Instead of having a team of people to help me review products like some
organizations, I need to fit in writing about technology between school
drop off and pick-up. So, I put my own team of experts together and
they are called "review sites" and "tech columnists" and "tech
magazines". It is mind blowing how much information review information
is available. Here are the details for the strategy I used to find my personal technology review team, and I suggest those seeking technology advice should also put their own team together (see the bottom of this post for my technology team).
My strategy is to pick the outlets I feel provide good
information, understand that each has their own slant and then take all
the information and try to see what pops out for me. For example, one of the most popular sites for digital camera reviews is

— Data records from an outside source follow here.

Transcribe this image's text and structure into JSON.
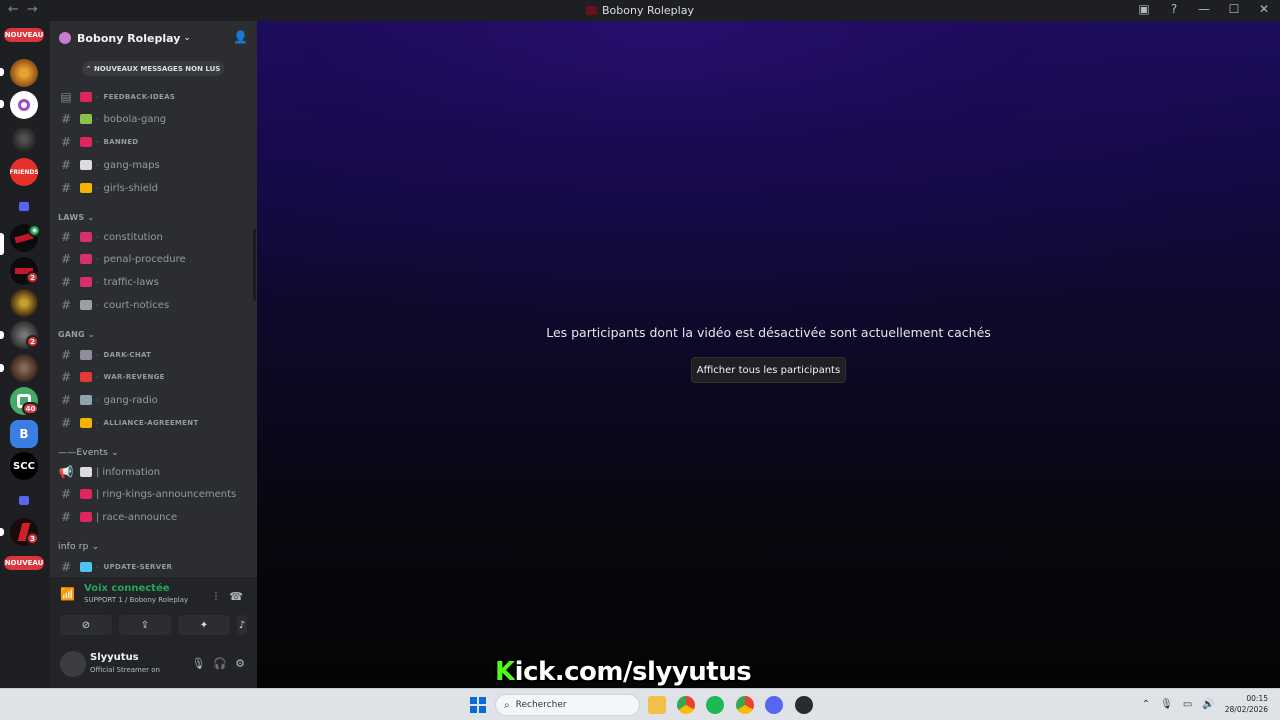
{
  "window": {
    "title": "Bobony Roleplay",
    "nav_back": "←",
    "nav_forward": "→"
  },
  "guilds": {
    "new_label": "NOUVEAU",
    "badges": [
      "2",
      "2",
      "40",
      "3"
    ],
    "items": [
      "lion",
      "bobony",
      "dark",
      "friends",
      "folder",
      "red1",
      "red2",
      "skull",
      "voice1",
      "voice2",
      "green",
      "bbox",
      "scc",
      "folder2",
      "red3"
    ],
    "friends_label": "FRIENDS",
    "scc_label": "SCC",
    "b_label": "B"
  },
  "server": {
    "name": "Bobony Roleplay",
    "unread_banner": "NOUVEAUX MESSAGES NON LUS"
  },
  "channels_top": [
    {
      "name": "FEEDBACK-IDEAS",
      "small": true,
      "emoji_color": "#e0245e",
      "icon": "forum"
    },
    {
      "name": "bobola-gang",
      "small": false,
      "emoji_color": "#8bc34a"
    },
    {
      "name": "BANNED",
      "small": true,
      "emoji_color": "#e0245e"
    },
    {
      "name": "gang-maps",
      "small": false,
      "emoji_color": "#dcdcdc"
    },
    {
      "name": "girls-shield",
      "small": false,
      "emoji_color": "#f4b400"
    }
  ],
  "category_laws": "LAWS",
  "channels_laws": [
    {
      "name": "constitution",
      "emoji_color": "#d5306a"
    },
    {
      "name": "penal-procedure",
      "emoji_color": "#d5306a"
    },
    {
      "name": "traffic-laws",
      "emoji_color": "#d5306a"
    },
    {
      "name": "court-notices",
      "emoji_color": "#9aa0a6"
    }
  ],
  "category_gang": "GANG",
  "channels_gang": [
    {
      "name": "DARK-CHAT",
      "small": true,
      "emoji_color": "#8e8e9e"
    },
    {
      "name": "WAR-REVENGE",
      "small": true,
      "emoji_color": "#e53935"
    },
    {
      "name": "gang-radio",
      "small": false,
      "emoji_color": "#90a4ae"
    },
    {
      "name": "ALLIANCE-AGREEMENT",
      "small": true,
      "emoji_color": "#f4b400"
    }
  ],
  "category_events": "——Events",
  "channels_events": [
    {
      "name": "information",
      "prefix": "| ",
      "emoji_color": "#dcdcdc",
      "type": "announce"
    },
    {
      "name": "ring-kings-announcements",
      "prefix": "| ",
      "emoji_color": "#e0245e"
    },
    {
      "name": "race-announce",
      "prefix": "| ",
      "emoji_color": "#e0245e"
    }
  ],
  "category_info": "info rp",
  "channels_info": [
    {
      "name": "UPDATE-SERVER",
      "small": true,
      "emoji_color": "#4fc3f7"
    }
  ],
  "voice": {
    "status": "Voix connectée",
    "channel": "SUPPORT 1 / Bobony Roleplay"
  },
  "user": {
    "name": "Slyyutus",
    "status": "Official Streamer on"
  },
  "main": {
    "hidden_message": "Les participants dont la vidéo est désactivée sont actuellement cachés",
    "show_all_button": "Afficher tous les participants",
    "watermark_k": "K",
    "watermark_rest": "ick.com/slyyutus"
  },
  "taskbar": {
    "search_placeholder": "Rechercher",
    "time": "00:15",
    "date": "28/02/2026"
  }
}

dpreview.com. Yet they are very technical in nature, so some may want
to add visits to CNET reviews, Digital Camera HQ and your favorite tech columnists like David Pogue from the New York Times, Walt Mossberg from the Wall Street Journal or Yahoo Tech.
I was also delighted to find a New York Times article along the sames lines of this post (that I started writing weeks ago..). The article is titled "A Universe of Gadget Advice" and gives a great example of John Boutin's (the reporter) strategy for finding the right technical information online. Overall, I find this time of year the best time to obtain reviews on technology because of the holiday gift guides. These guides can be useful not only for the holidays, but to choose items for the after holiday sales and any items that were on the "buy" list for the rest of the year.
When you find the sites you like, I suggest setting up online subscriptions or "RSS Feeds" to review the headlines for these sites on a regular basis. You can have the feeds loaded to an aggregator like Bloglines or to your email homepage with Google or Yahoo. RSS Feeds can be used for specific categories like technology feed for CNN or for the whole blog feed similar to the blend of all Yahoo Tech advisors feed. To set up the RSS feeds, just look for the word "subscribe" or "RSS Feed" on the website that you want to add, the instructions are usually easy to follow.
I also suggest setting up print subscriptions for your favorite newspaper or tech magazines. I still enjoy looking over the New York Times or Wall Street Journal as well as some of my favorite tech magazines in print. And there is something about reading the print edition that goes best with my cup of coffee in the morning.
Ok, that last point was in my dreams because lately it seems that my mornings are consumed with feeding and getting my three boys ready for school. So if you are a mom in my position, still keep the print subscription for quiet moments, RSS feeds to your homepage for when the kids go to sleep and email RSS subscriptions to read the information from your email or on your smartphone. Look for email subscriptions that are sent from the publisher with no header from the feed service (like offered by Feedburner) and that also offer plain text or html emails. I find these their feeds are easy to read on my BlackBerry Curve.
TechMama's Personal Technology Team:
Holiday Gift Guides:
Blogger Holiday Guides:
Technology Review Sites:
Knowledgebase (there are no solid guarantees that all knowledgbase info is 100% correct, some sites are user driven so find the resource that fits your needs and keep looking if the answer does not seem correct):
Did I miss any? Please comment to add your favorites....